[Page and application data records]
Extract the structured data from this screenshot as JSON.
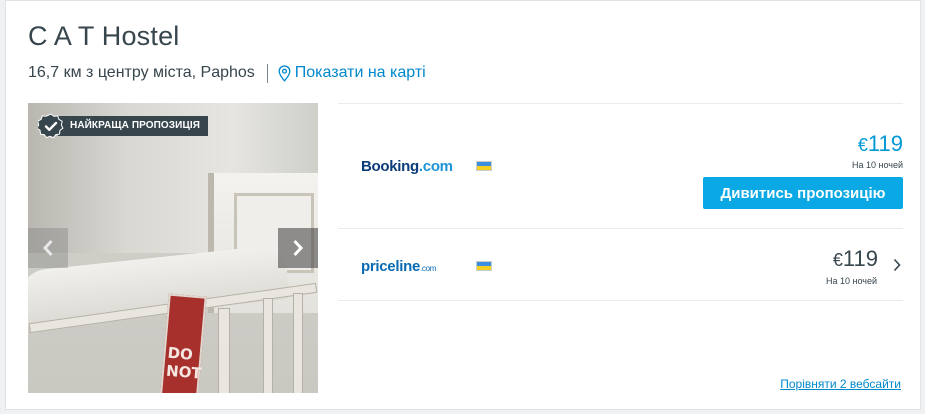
{
  "hotel": {
    "name": "C A T Hostel",
    "distance": "16,7 км з центру міста, Paphos",
    "map_link": "Показати на карті"
  },
  "gallery": {
    "badge": "НАЙКРАЩА ПРОПОЗИЦІЯ",
    "sign_text": "DO NOT"
  },
  "offers": [
    {
      "provider_name": "Booking",
      "provider_suffix": ".com",
      "flag_icon": "ukraine-flag-icon",
      "currency": "€",
      "price": "119",
      "nights": "На 10 ночей",
      "button_label": "Дивитись пропозицію"
    },
    {
      "provider_name": "priceline",
      "provider_suffix": ".com",
      "flag_icon": "ukraine-flag-icon",
      "currency": "€",
      "price": "119",
      "nights": "На 10 ночей"
    }
  ],
  "compare_link": "Порівняти 2 вебсайти",
  "colors": {
    "accent": "#0aa8e4",
    "link": "#0088cc",
    "text": "#37454d"
  }
}
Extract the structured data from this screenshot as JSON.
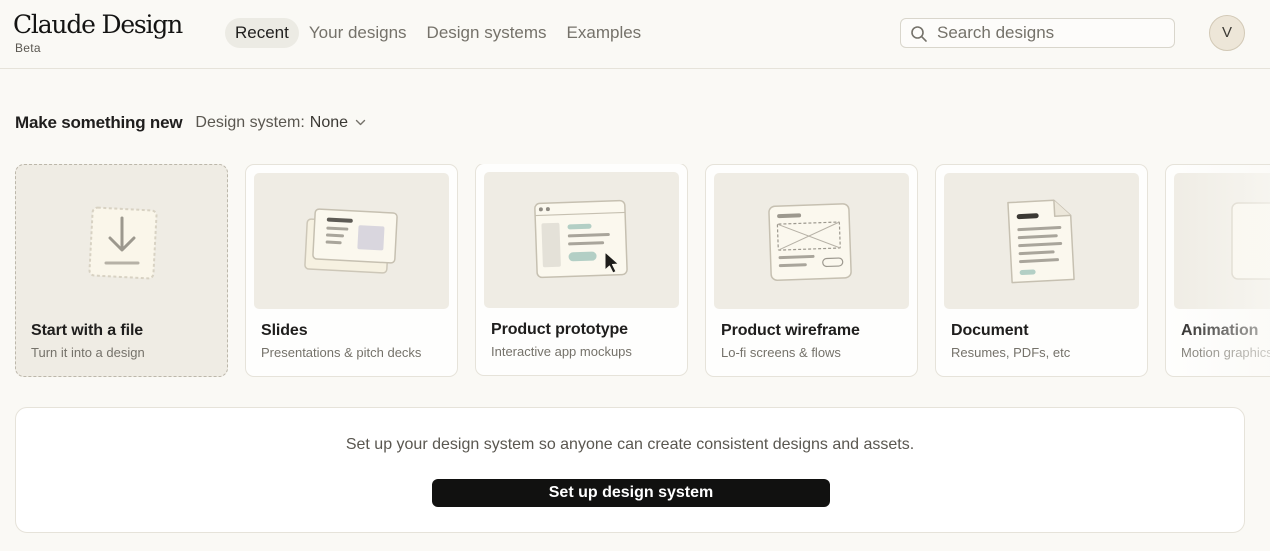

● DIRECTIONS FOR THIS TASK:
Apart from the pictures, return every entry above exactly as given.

● EXERCISE OUTPUT:
Extract the structured data from this screenshot as JSON.
{
  "hotel": {
    "name": "C A T Hostel",
    "distance": "16,7 км з центру міста, Paphos",
    "map_link": "Показати на карті"
  },
  "gallery": {
    "badge": "НАЙКРАЩА ПРОПОЗИЦІЯ",
    "sign_text": "DO NOT"
  },
  "offers": [
    {
      "provider_name": "Booking",
      "provider_suffix": ".com",
      "flag_icon": "ukraine-flag-icon",
      "currency": "€",
      "price": "119",
      "nights": "На 10 ночей",
      "button_label": "Дивитись пропозицію"
    },
    {
      "provider_name": "priceline",
      "provider_suffix": ".com",
      "flag_icon": "ukraine-flag-icon",
      "currency": "€",
      "price": "119",
      "nights": "На 10 ночей"
    }
  ],
  "compare_link": "Порівняти 2 вебсайти",
  "colors": {
    "accent": "#0aa8e4",
    "link": "#0088cc",
    "text": "#37454d"
  }
}
Extract the structured data from this screenshot as JSON.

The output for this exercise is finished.